This is the first (draft) lab in a series of lab experiments / exercises to help the developer become acquainted with the FPGA architecture & tools for Private Island. It assumed that the developer has already built images for both the FPGA and K02 ARM micro controller (µC). Also, the developer should be familiar with the other related documentation on this site (see below).
This particular lab walks the developer through setting up the Reveal debug files and session so they can view the internal workings of the I2C slave circuit. The µC sends commands to the internal FPGA controller (controller.v) via the I2C bus. The command set is defined in the article Private Island External Register and Memory Interface. Example commands include reseting the PHYs, peeking and poking PHY registers, and polling the Ethernet line status.
Note that this article was created using Git commit bbe7e48e. A developer has the option to either re-create the Reveal files that are shown below or open the labs.rvl and labs.rva files included in the Diamond project under the boards folder.

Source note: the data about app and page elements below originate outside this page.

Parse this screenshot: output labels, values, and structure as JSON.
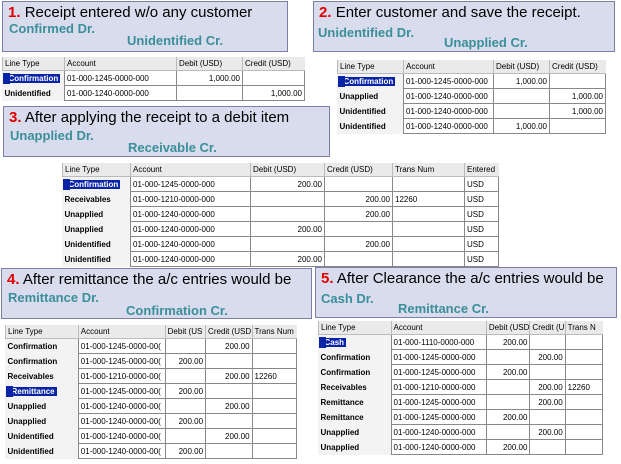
{
  "panels": [
    {
      "step": "1.",
      "title": "Receipt entered w/o any customer",
      "dr": "Confirmed Dr.",
      "cr": "Unidentified Cr.",
      "columns": [
        "Line Type",
        "Account",
        "Debit (USD)",
        "Credit (USD)"
      ],
      "rows": [
        {
          "line_type": "Confirmation",
          "account": "01-000-1245-0000-000",
          "debit": "1,000.00",
          "credit": ""
        },
        {
          "line_type": "Unidentified",
          "account": "01-000-1240-0000-000",
          "debit": "",
          "credit": "1,000.00"
        }
      ]
    },
    {
      "step": "2.",
      "title": "Enter customer and save the receipt.",
      "dr": "Unidentified Dr.",
      "cr": "Unapplied Cr.",
      "columns": [
        "Line Type",
        "Account",
        "Debit (USD)",
        "Credit (USD)"
      ],
      "rows": [
        {
          "line_type": "Confirmation",
          "account": "01-000-1245-0000-000",
          "debit": "1,000.00",
          "credit": ""
        },
        {
          "line_type": "Unapplied",
          "account": "01-000-1240-0000-000",
          "debit": "",
          "credit": "1,000.00"
        },
        {
          "line_type": "Unidentified",
          "account": "01-000-1240-0000-000",
          "debit": "",
          "credit": "1,000.00"
        },
        {
          "line_type": "Unidentified",
          "account": "01-000-1240-0000-000",
          "debit": "1,000.00",
          "credit": ""
        }
      ]
    },
    {
      "step": "3.",
      "title": "After applying the receipt to a debit item",
      "dr": "Unapplied Dr.",
      "cr": "Receivable Cr.",
      "columns": [
        "Line Type",
        "Account",
        "Debit (USD)",
        "Credit (USD)",
        "Trans Num",
        "Entered"
      ],
      "rows": [
        {
          "line_type": "Confirmation",
          "account": "01-000-1245-0000-000",
          "debit": "200.00",
          "credit": "",
          "trans": "",
          "entered": "USD"
        },
        {
          "line_type": "Receivables",
          "account": "01-000-1210-0000-000",
          "debit": "",
          "credit": "200.00",
          "trans": "12260",
          "entered": "USD"
        },
        {
          "line_type": "Unapplied",
          "account": "01-000-1240-0000-000",
          "debit": "",
          "credit": "200.00",
          "trans": "",
          "entered": "USD"
        },
        {
          "line_type": "Unapplied",
          "account": "01-000-1240-0000-000",
          "debit": "200.00",
          "credit": "",
          "trans": "",
          "entered": "USD"
        },
        {
          "line_type": "Unidentified",
          "account": "01-000-1240-0000-000",
          "debit": "",
          "credit": "200.00",
          "trans": "",
          "entered": "USD"
        },
        {
          "line_type": "Unidentified",
          "account": "01-000-1240-0000-000",
          "debit": "200.00",
          "credit": "",
          "trans": "",
          "entered": "USD"
        }
      ]
    },
    {
      "step": "4.",
      "title": "After remittance the a/c entries would be",
      "dr": "Remittance Dr.",
      "cr": "Confirmation Cr.",
      "columns": [
        "Line Type",
        "Account",
        "Debit (US",
        "Credit (USD",
        "Trans Num"
      ],
      "rows": [
        {
          "line_type": "Confirmation",
          "account": "01-000-1245-0000-00(",
          "debit": "",
          "credit": "200.00",
          "trans": ""
        },
        {
          "line_type": "Confirmation",
          "account": "01-000-1245-0000-00(",
          "debit": "200.00",
          "credit": "",
          "trans": ""
        },
        {
          "line_type": "Receivables",
          "account": "01-000-1210-0000-00(",
          "debit": "",
          "credit": "200.00",
          "trans": "12260"
        },
        {
          "line_type": "Remittance",
          "account": "01-000-1245-0000-00(",
          "debit": "200.00",
          "credit": "",
          "trans": ""
        },
        {
          "line_type": "Unapplied",
          "account": "01-000-1240-0000-00(",
          "debit": "",
          "credit": "200.00",
          "trans": ""
        },
        {
          "line_type": "Unapplied",
          "account": "01-000-1240-0000-00(",
          "debit": "200.00",
          "credit": "",
          "trans": ""
        },
        {
          "line_type": "Unidentified",
          "account": "01-000-1240-0000-00(",
          "debit": "",
          "credit": "200.00",
          "trans": ""
        },
        {
          "line_type": "Unidentified",
          "account": "01-000-1240-0000-00(",
          "debit": "200.00",
          "credit": "",
          "trans": ""
        }
      ]
    },
    {
      "step": "5.",
      "title": "After Clearance the a/c entries would be",
      "dr": "Cash Dr.",
      "cr": "Remittance Cr.",
      "columns": [
        "Line Type",
        "Account",
        "Debit (USD",
        "Credit (U",
        "Trans N"
      ],
      "rows": [
        {
          "line_type": "Cash",
          "account": "01-000-1110-0000-000",
          "debit": "200.00",
          "credit": "",
          "trans": ""
        },
        {
          "line_type": "Confirmation",
          "account": "01-000-1245-0000-000",
          "debit": "",
          "credit": "200.00",
          "trans": ""
        },
        {
          "line_type": "Confirmation",
          "account": "01-000-1245-0000-000",
          "debit": "200.00",
          "credit": "",
          "trans": ""
        },
        {
          "line_type": "Receivables",
          "account": "01-000-1210-0000-000",
          "debit": "",
          "credit": "200.00",
          "trans": "12260"
        },
        {
          "line_type": "Remittance",
          "account": "01-000-1245-0000-000",
          "debit": "",
          "credit": "200.00",
          "trans": ""
        },
        {
          "line_type": "Remittance",
          "account": "01-000-1245-0000-000",
          "debit": "200.00",
          "credit": "",
          "trans": ""
        },
        {
          "line_type": "Unapplied",
          "account": "01-000-1240-0000-000",
          "debit": "",
          "credit": "200.00",
          "trans": ""
        },
        {
          "line_type": "Unapplied",
          "account": "01-000-1240-0000-000",
          "debit": "200.00",
          "credit": "",
          "trans": ""
        }
      ]
    }
  ]
}
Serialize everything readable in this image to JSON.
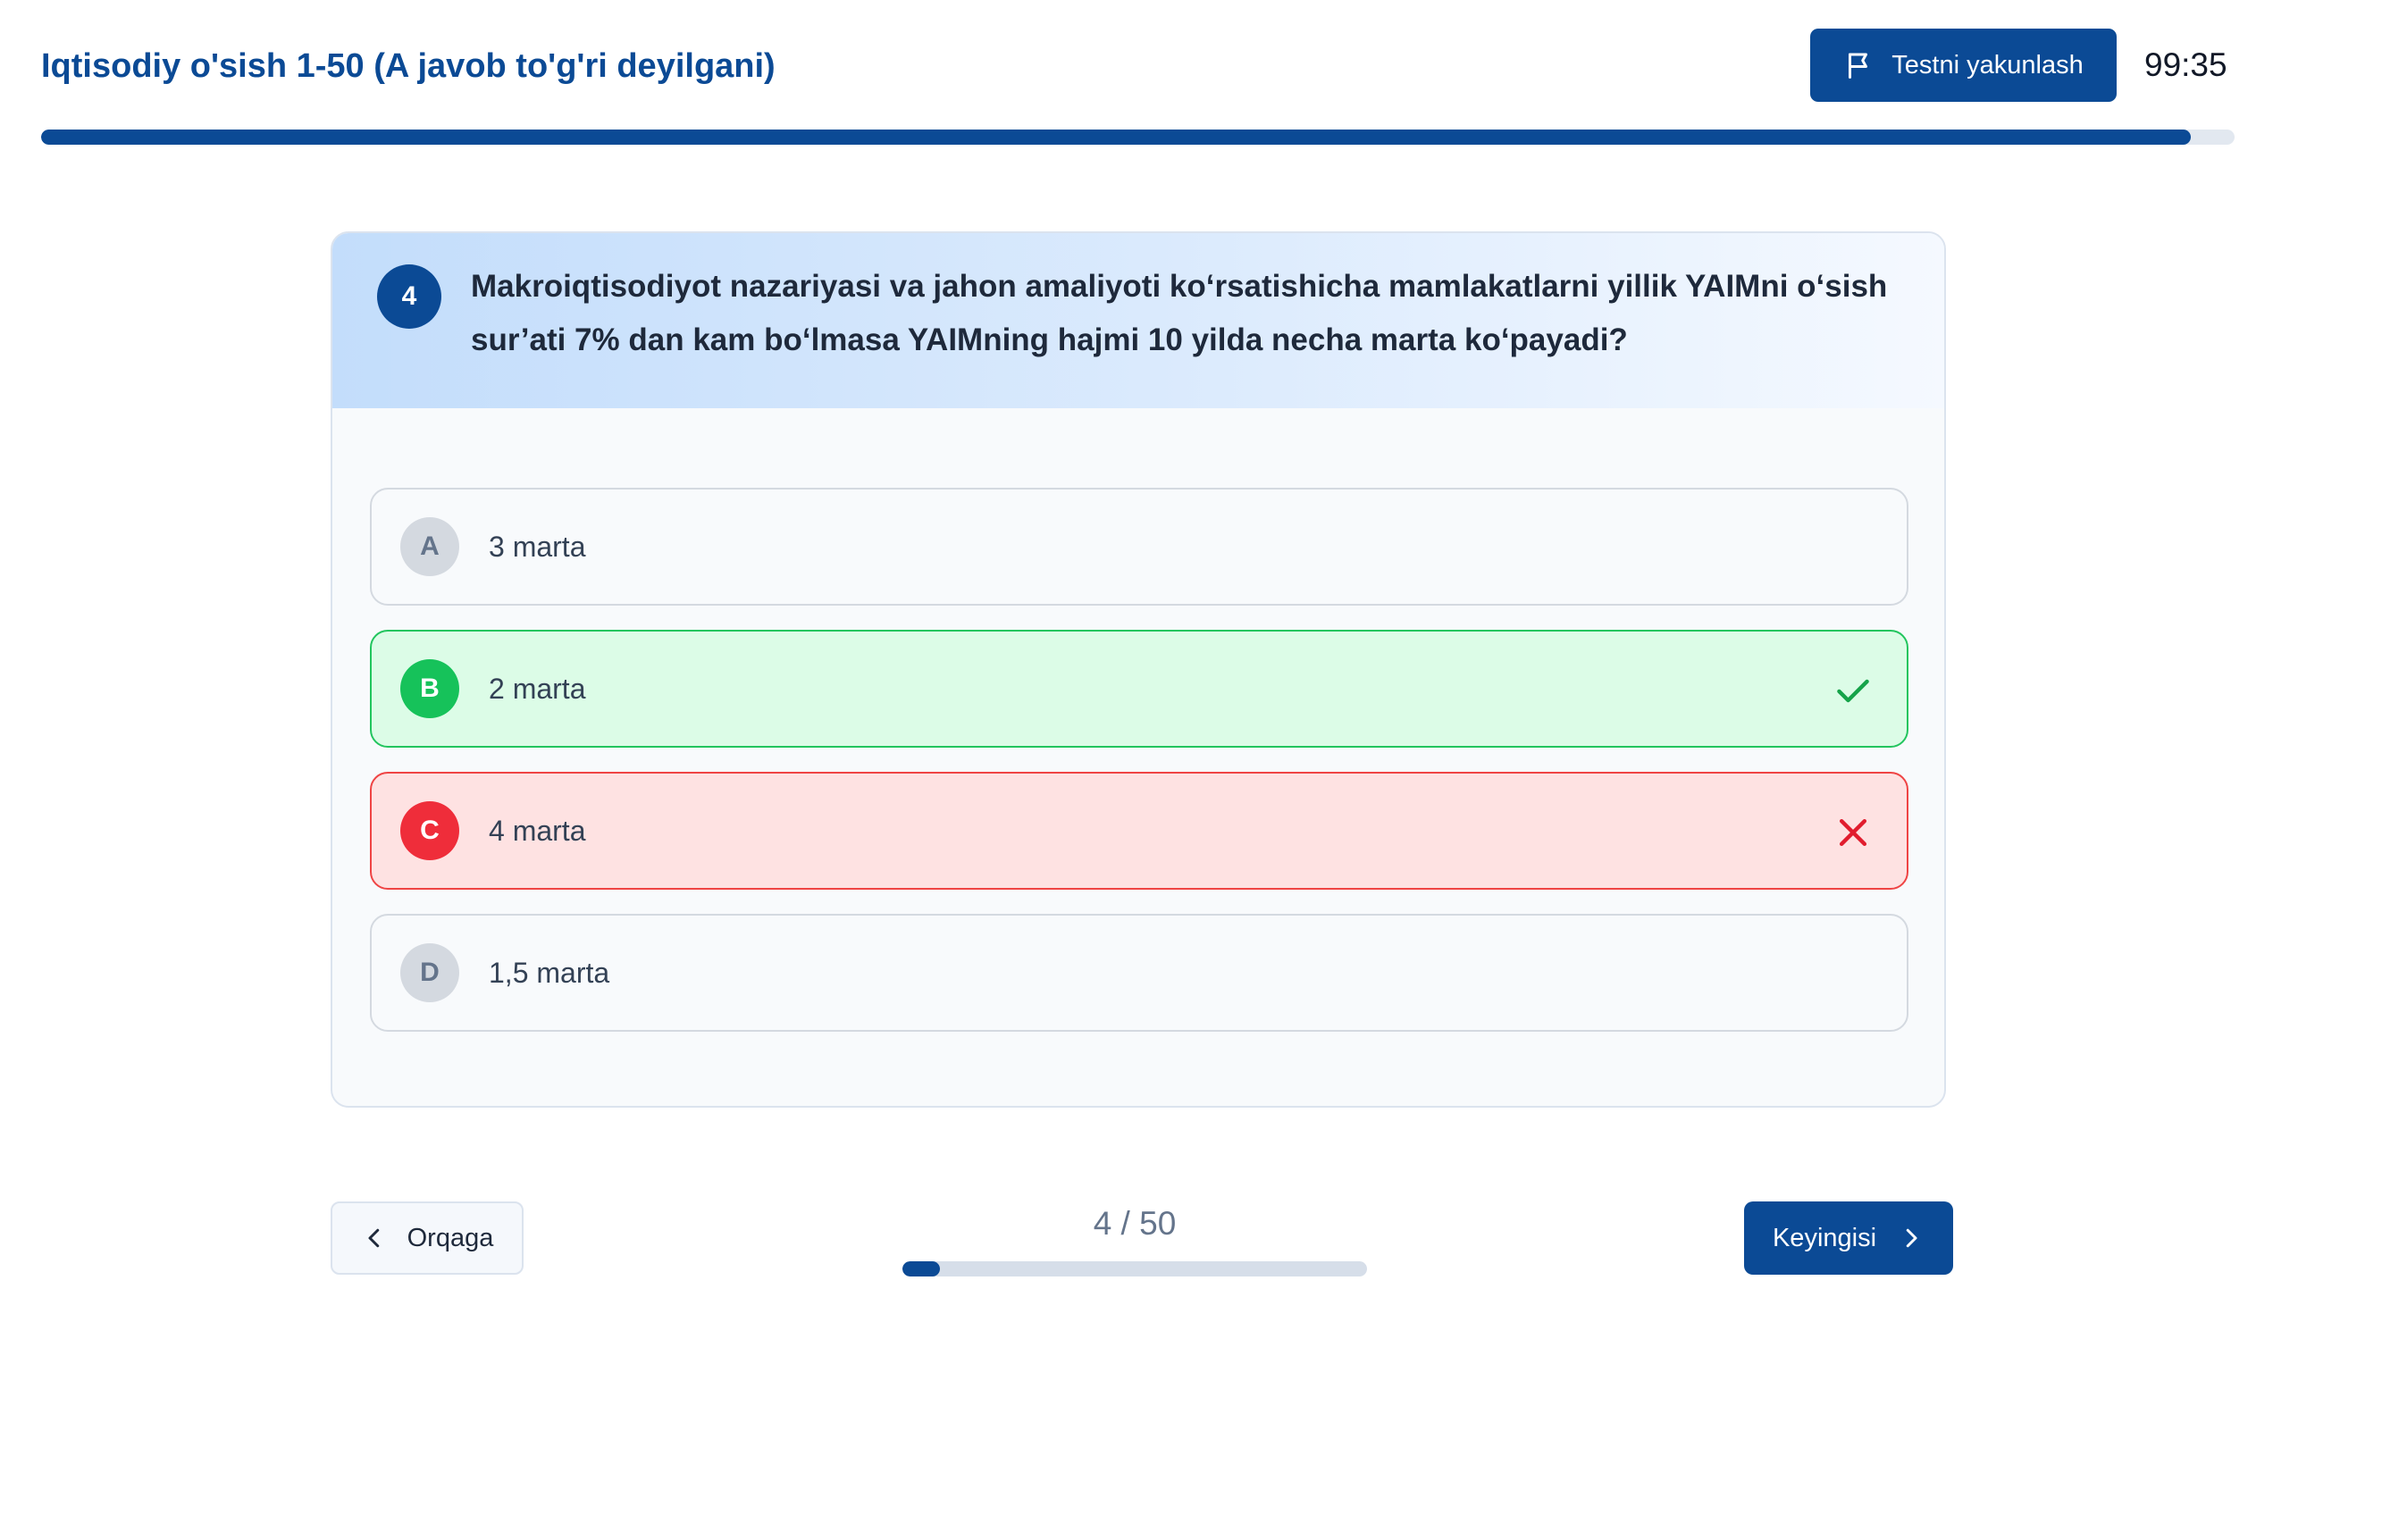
{
  "header": {
    "title": "Iqtisodiy o'sish 1-50 (A javob to'g'ri deyilgani)",
    "finish_button": "Testni yakunlash",
    "finish_icon": "flag-icon",
    "timer": "99:35",
    "progress_fraction": 0.98
  },
  "question": {
    "number": "4",
    "text": "Makroiqtisodiyot nazariyasi va jahon amaliyoti ko‘rsatishicha mamlakatlarni yillik YAIMni o‘sish sur’ati 7% dan kam bo‘lmasa YAIMning hajmi 10 yilda necha marta ko‘payadi?"
  },
  "options": [
    {
      "letter": "A",
      "text": "3 marta",
      "state": "neutral"
    },
    {
      "letter": "B",
      "text": "2 marta",
      "state": "correct",
      "icon": "check-icon"
    },
    {
      "letter": "C",
      "text": "4 marta",
      "state": "wrong",
      "icon": "x-icon"
    },
    {
      "letter": "D",
      "text": "1,5 marta",
      "state": "neutral"
    }
  ],
  "navigation": {
    "back_label": "Orqaga",
    "back_icon": "chevron-left-icon",
    "next_label": "Keyingisi",
    "next_icon": "chevron-right-icon",
    "counter": "4 / 50",
    "current": 4,
    "total": 50
  },
  "colors": {
    "primary": "#0b4a95",
    "correct": "#16c25a",
    "wrong": "#ef2d3a"
  }
}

If you're working with an oscilloscope, there is also an option to mirror the I2C bus on the Arduino-compatible COMMUNICATION connector pins: SCL and SDA. See the Darsena Hardware Specification for pin details. You'll also want to make sure DEBUG_I2C is defined under Debug Options in definitions.v
Some notes about the current I2C implementation:
- The code needs a clean up and this will be done summer 2019.
- The "dedicated memory interface" referred to in the code is not supported and may be removed. SPI is currently used to interface with the FPGA internal memories.
- SCL (I2C clock) is routed as a data signal and is sampled by the internal 10 MHz clock (clk_10). If you're familiar with I2C, you know that SCL really isn't a clock and data (SDA) is defined as stable when SCL is high. Sampling SCL by a faster clock allows for deglitching the line and eliminates the need to use a primary clock lane for SCL.
The figure below shows the Lattice Reveal Inserter for lab_1_i2c. We add signals to be traced by dragging them into the Trace Window from the Design Tree. If you're unfamiliar with Reveal, please review the Reveal User Guide. It's a quick read and is well written.
Not shown is the Trigger Signal Setup pane. We simply add the start signal as our TU (Trigger Unit). Also note that we are using the top level clk_10 clock as our sample clock.
The two traces below were generated in a live system while stepping through the µC ecp5_pcs_init() routine in ecp5_driver.c.
Figure 2 is generated when stepping over:
i2c_write(pXfer,I2C_ECP5_ADDR, (uint8_t*) &pcs_s, sizeof(pcs_s));
If you look for cont_we pulsing high, you'll see that the data being clocked is 0x70, 0xd, which is ASCII "P CR"
Figure 3 is generated when stepping over:
i2c_read(pXfer, I2C_ECP5_ADDR, (uint8_t*) pBuff, 8);
If you look for fifo_re pulsing high, you'll see that the data being read is 0x30, 0x30, 0x33, 0x30, which is ASCII "0030", and this is the current value of the internal PCS status register.
We'll keep adding to this I2C lab and also create new ones as the year progresses. If you're a student and interested in working on this project, please visit our Education link at the top of this page.